> What is expected:
All records below are to be set down precisely as written, excluding pictures.

> Data provided:
=======

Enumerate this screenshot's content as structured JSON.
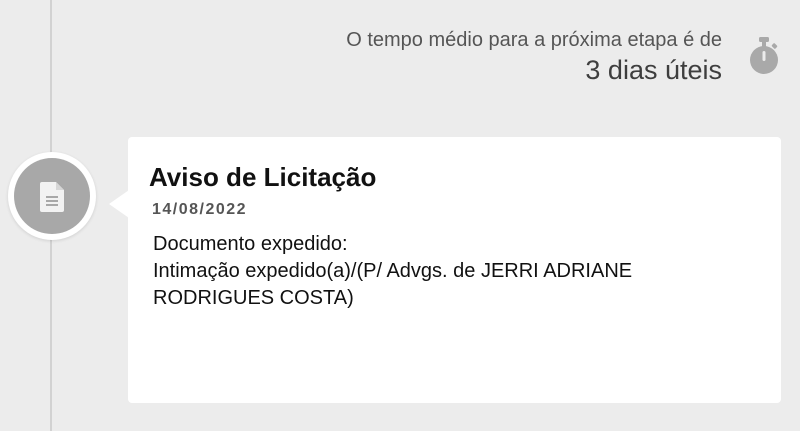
{
  "eta": {
    "label": "O tempo médio para a próxima etapa é de",
    "value": "3 dias úteis",
    "icon": "stopwatch-icon"
  },
  "event": {
    "icon": "document-icon",
    "title": "Aviso de Licitação",
    "date": "14/08/2022",
    "body_lines": [
      "Documento expedido:",
      "Intimação expedido(a)/(P/ Advgs. de JERRI ADRIANE",
      "RODRIGUES COSTA)"
    ]
  },
  "colors": {
    "background": "#ececec",
    "card": "#ffffff",
    "node": "#a8a8a8",
    "icon_gray": "#a9a9a9"
  }
}
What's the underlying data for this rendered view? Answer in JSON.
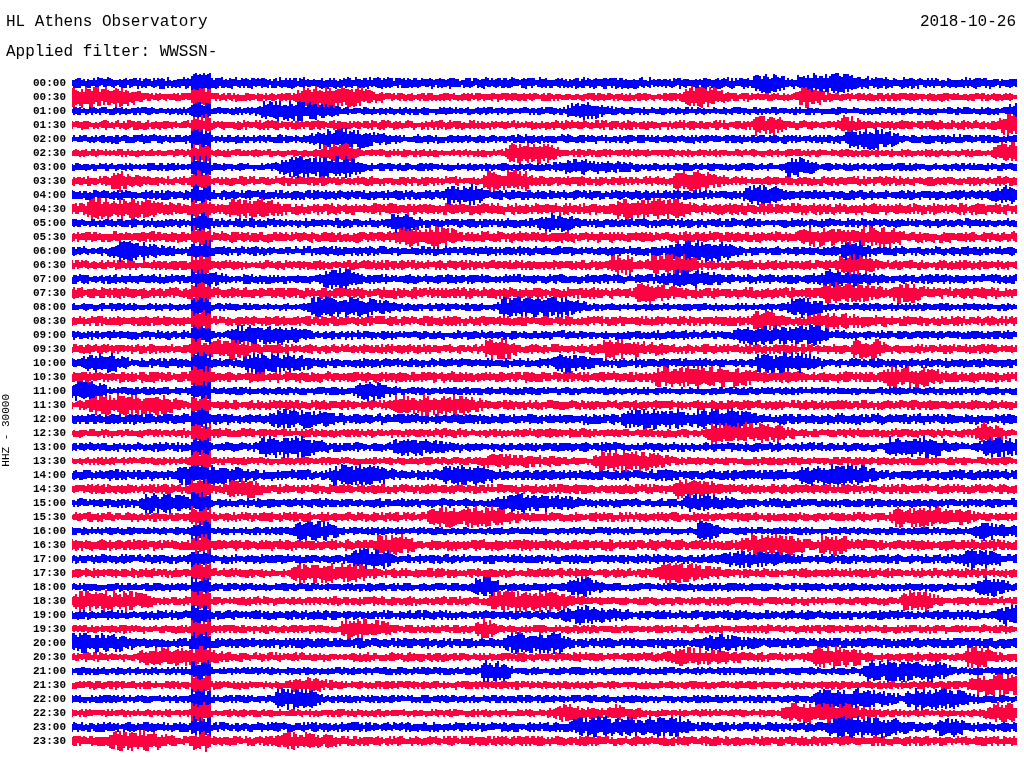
{
  "title": "HL Athens Observatory",
  "filter": "Applied filter: WWSSN-",
  "date": "2018-10-26",
  "channel_label": "HHZ - 30000",
  "traces": [
    {
      "time": "00:00",
      "color": "#0000ff"
    },
    {
      "time": "00:30",
      "color": "#ff0040"
    },
    {
      "time": "01:00",
      "color": "#0000ff"
    },
    {
      "time": "01:30",
      "color": "#ff0040"
    },
    {
      "time": "02:00",
      "color": "#0000ff"
    },
    {
      "time": "02:30",
      "color": "#ff0040"
    },
    {
      "time": "03:00",
      "color": "#0000ff"
    },
    {
      "time": "03:30",
      "color": "#ff0040"
    },
    {
      "time": "04:00",
      "color": "#0000ff"
    },
    {
      "time": "04:30",
      "color": "#ff0040"
    },
    {
      "time": "05:00",
      "color": "#0000ff"
    },
    {
      "time": "05:30",
      "color": "#ff0040"
    },
    {
      "time": "06:00",
      "color": "#0000ff"
    },
    {
      "time": "06:30",
      "color": "#ff0040"
    },
    {
      "time": "07:00",
      "color": "#0000ff"
    },
    {
      "time": "07:30",
      "color": "#ff0040"
    },
    {
      "time": "08:00",
      "color": "#0000ff"
    },
    {
      "time": "08:30",
      "color": "#ff0040"
    },
    {
      "time": "09:00",
      "color": "#0000ff"
    },
    {
      "time": "09:30",
      "color": "#ff0040"
    },
    {
      "time": "10:00",
      "color": "#0000ff"
    },
    {
      "time": "10:30",
      "color": "#ff0040"
    },
    {
      "time": "11:00",
      "color": "#0000ff"
    },
    {
      "time": "11:30",
      "color": "#ff0040"
    },
    {
      "time": "12:00",
      "color": "#0000ff"
    },
    {
      "time": "12:30",
      "color": "#ff0040"
    },
    {
      "time": "13:00",
      "color": "#0000ff"
    },
    {
      "time": "13:30",
      "color": "#ff0040"
    },
    {
      "time": "14:00",
      "color": "#0000ff"
    },
    {
      "time": "14:30",
      "color": "#ff0040"
    },
    {
      "time": "15:00",
      "color": "#0000ff"
    },
    {
      "time": "15:30",
      "color": "#ff0040"
    },
    {
      "time": "16:00",
      "color": "#0000ff"
    },
    {
      "time": "16:30",
      "color": "#ff0040"
    },
    {
      "time": "17:00",
      "color": "#0000ff"
    },
    {
      "time": "17:30",
      "color": "#ff0040"
    },
    {
      "time": "18:00",
      "color": "#0000ff"
    },
    {
      "time": "18:30",
      "color": "#ff0040"
    },
    {
      "time": "19:00",
      "color": "#0000ff"
    },
    {
      "time": "19:30",
      "color": "#ff0040"
    },
    {
      "time": "20:00",
      "color": "#0000ff"
    },
    {
      "time": "20:30",
      "color": "#ff0040"
    },
    {
      "time": "21:00",
      "color": "#0000ff"
    },
    {
      "time": "21:30",
      "color": "#ff0040"
    },
    {
      "time": "22:00",
      "color": "#0000ff"
    },
    {
      "time": "22:30",
      "color": "#ff0040"
    },
    {
      "time": "23:00",
      "color": "#0000ff"
    },
    {
      "time": "23:30",
      "color": "#ff0040"
    }
  ]
}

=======

> Response:
Enumerate this screenshot's content as structured JSON.
{
  "eta": {
    "label": "O tempo médio para a próxima etapa é de",
    "value": "3 dias úteis",
    "icon": "stopwatch-icon"
  },
  "event": {
    "icon": "document-icon",
    "title": "Aviso de Licitação",
    "date": "14/08/2022",
    "body_lines": [
      "Documento expedido:",
      "Intimação expedido(a)/(P/ Advgs. de JERRI ADRIANE",
      "RODRIGUES COSTA)"
    ]
  },
  "colors": {
    "background": "#ececec",
    "card": "#ffffff",
    "node": "#a8a8a8",
    "icon_gray": "#a9a9a9"
  }
}
What's the underlying data for this rendered view? Answer in JSON.
{
  "title": "HL Athens Observatory",
  "filter": "Applied filter: WWSSN-",
  "date": "2018-10-26",
  "channel_label": "HHZ - 30000",
  "traces": [
    {
      "time": "00:00",
      "color": "#0000ff"
    },
    {
      "time": "00:30",
      "color": "#ff0040"
    },
    {
      "time": "01:00",
      "color": "#0000ff"
    },
    {
      "time": "01:30",
      "color": "#ff0040"
    },
    {
      "time": "02:00",
      "color": "#0000ff"
    },
    {
      "time": "02:30",
      "color": "#ff0040"
    },
    {
      "time": "03:00",
      "color": "#0000ff"
    },
    {
      "time": "03:30",
      "color": "#ff0040"
    },
    {
      "time": "04:00",
      "color": "#0000ff"
    },
    {
      "time": "04:30",
      "color": "#ff0040"
    },
    {
      "time": "05:00",
      "color": "#0000ff"
    },
    {
      "time": "05:30",
      "color": "#ff0040"
    },
    {
      "time": "06:00",
      "color": "#0000ff"
    },
    {
      "time": "06:30",
      "color": "#ff0040"
    },
    {
      "time": "07:00",
      "color": "#0000ff"
    },
    {
      "time": "07:30",
      "color": "#ff0040"
    },
    {
      "time": "08:00",
      "color": "#0000ff"
    },
    {
      "time": "08:30",
      "color": "#ff0040"
    },
    {
      "time": "09:00",
      "color": "#0000ff"
    },
    {
      "time": "09:30",
      "color": "#ff0040"
    },
    {
      "time": "10:00",
      "color": "#0000ff"
    },
    {
      "time": "10:30",
      "color": "#ff0040"
    },
    {
      "time": "11:00",
      "color": "#0000ff"
    },
    {
      "time": "11:30",
      "color": "#ff0040"
    },
    {
      "time": "12:00",
      "color": "#0000ff"
    },
    {
      "time": "12:30",
      "color": "#ff0040"
    },
    {
      "time": "13:00",
      "color": "#0000ff"
    },
    {
      "time": "13:30",
      "color": "#ff0040"
    },
    {
      "time": "14:00",
      "color": "#0000ff"
    },
    {
      "time": "14:30",
      "color": "#ff0040"
    },
    {
      "time": "15:00",
      "color": "#0000ff"
    },
    {
      "time": "15:30",
      "color": "#ff0040"
    },
    {
      "time": "16:00",
      "color": "#0000ff"
    },
    {
      "time": "16:30",
      "color": "#ff0040"
    },
    {
      "time": "17:00",
      "color": "#0000ff"
    },
    {
      "time": "17:30",
      "color": "#ff0040"
    },
    {
      "time": "18:00",
      "color": "#0000ff"
    },
    {
      "time": "18:30",
      "color": "#ff0040"
    },
    {
      "time": "19:00",
      "color": "#0000ff"
    },
    {
      "time": "19:30",
      "color": "#ff0040"
    },
    {
      "time": "20:00",
      "color": "#0000ff"
    },
    {
      "time": "20:30",
      "color": "#ff0040"
    },
    {
      "time": "21:00",
      "color": "#0000ff"
    },
    {
      "time": "21:30",
      "color": "#ff0040"
    },
    {
      "time": "22:00",
      "color": "#0000ff"
    },
    {
      "time": "22:30",
      "color": "#ff0040"
    },
    {
      "time": "23:00",
      "color": "#0000ff"
    },
    {
      "time": "23:30",
      "color": "#ff0040"
    }
  ]
}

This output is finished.